• **Data for the task**:
————
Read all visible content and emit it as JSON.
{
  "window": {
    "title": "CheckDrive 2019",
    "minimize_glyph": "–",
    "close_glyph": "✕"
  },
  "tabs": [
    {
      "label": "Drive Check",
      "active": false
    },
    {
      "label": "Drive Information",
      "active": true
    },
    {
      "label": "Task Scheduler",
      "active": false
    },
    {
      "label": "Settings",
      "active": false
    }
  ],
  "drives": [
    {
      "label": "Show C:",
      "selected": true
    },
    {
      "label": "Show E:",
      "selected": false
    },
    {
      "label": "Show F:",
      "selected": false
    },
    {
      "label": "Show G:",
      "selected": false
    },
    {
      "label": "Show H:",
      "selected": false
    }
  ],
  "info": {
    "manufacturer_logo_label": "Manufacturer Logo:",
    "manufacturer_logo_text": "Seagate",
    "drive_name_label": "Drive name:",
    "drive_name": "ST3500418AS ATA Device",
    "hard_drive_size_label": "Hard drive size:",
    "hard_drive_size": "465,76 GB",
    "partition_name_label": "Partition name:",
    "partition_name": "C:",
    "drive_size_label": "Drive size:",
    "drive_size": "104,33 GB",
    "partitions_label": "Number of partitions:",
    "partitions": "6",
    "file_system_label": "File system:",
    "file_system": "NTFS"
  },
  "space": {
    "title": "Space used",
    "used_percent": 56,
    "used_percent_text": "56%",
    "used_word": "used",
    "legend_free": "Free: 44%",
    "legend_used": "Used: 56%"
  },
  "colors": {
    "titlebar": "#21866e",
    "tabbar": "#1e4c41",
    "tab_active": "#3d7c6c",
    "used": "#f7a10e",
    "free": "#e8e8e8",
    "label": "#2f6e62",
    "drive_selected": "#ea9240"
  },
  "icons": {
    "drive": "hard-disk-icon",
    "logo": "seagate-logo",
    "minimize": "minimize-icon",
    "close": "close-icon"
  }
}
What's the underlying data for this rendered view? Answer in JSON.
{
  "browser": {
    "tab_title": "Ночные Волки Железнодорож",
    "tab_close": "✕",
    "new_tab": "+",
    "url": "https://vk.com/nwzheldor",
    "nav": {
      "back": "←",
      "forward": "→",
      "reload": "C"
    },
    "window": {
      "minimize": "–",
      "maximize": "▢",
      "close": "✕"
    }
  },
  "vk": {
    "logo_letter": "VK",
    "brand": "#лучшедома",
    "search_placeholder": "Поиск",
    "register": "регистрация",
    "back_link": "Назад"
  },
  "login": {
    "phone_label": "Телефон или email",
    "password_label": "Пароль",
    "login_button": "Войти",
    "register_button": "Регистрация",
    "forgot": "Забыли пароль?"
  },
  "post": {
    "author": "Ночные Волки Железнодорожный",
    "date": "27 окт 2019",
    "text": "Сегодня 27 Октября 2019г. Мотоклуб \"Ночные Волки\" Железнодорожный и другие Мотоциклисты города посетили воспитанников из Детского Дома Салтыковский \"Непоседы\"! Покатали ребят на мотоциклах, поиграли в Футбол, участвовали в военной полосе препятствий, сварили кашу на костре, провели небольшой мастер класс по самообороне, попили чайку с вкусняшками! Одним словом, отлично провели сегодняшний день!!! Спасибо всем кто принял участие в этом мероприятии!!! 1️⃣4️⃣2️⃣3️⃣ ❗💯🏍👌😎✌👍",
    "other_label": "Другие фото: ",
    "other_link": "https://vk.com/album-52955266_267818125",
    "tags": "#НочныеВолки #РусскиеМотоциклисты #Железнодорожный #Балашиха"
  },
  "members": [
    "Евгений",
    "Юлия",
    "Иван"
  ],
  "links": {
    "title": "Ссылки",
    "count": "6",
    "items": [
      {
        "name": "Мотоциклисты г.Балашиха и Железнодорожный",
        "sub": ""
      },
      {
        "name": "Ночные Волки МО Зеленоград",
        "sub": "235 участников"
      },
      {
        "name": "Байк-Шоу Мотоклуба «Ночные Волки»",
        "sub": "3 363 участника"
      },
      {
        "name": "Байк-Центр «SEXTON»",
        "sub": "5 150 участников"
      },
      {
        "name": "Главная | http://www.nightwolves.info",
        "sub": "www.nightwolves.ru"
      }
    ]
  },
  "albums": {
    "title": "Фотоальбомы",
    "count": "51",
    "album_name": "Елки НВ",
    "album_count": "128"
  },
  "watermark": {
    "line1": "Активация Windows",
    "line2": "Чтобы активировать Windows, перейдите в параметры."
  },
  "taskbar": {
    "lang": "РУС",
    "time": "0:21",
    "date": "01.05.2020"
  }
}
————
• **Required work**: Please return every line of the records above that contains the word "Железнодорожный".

• **Solved problem**:
    "author": "Ночные Волки Железнодорожный",
    "text": "Сегодня 27 Октября 2019г. Мотоклуб \"Ночные Волки\" Железнодорожный и другие Мотоциклисты города посетили воспитанников из Детского Дома Салтыковский \"Непоседы\"! Покатали ребят на мотоциклах, поиграли в Футбол, участвовали в военной полосе препятствий, сварили кашу на костре, провели небольшой мастер класс по самообороне, попили чайку с вкусняшками! Одним словом, отлично провели сегодняшний день!!! Спасибо всем кто принял участие в этом мероприятии!!! 1️⃣4️⃣2️⃣3️⃣ ❗💯🏍👌😎✌👍",
    "tags": "#НочныеВолки #РусскиеМотоциклисты #Железнодорожный #Балашиха"
        "name": "Мотоциклисты г.Балашиха и Железнодорожный",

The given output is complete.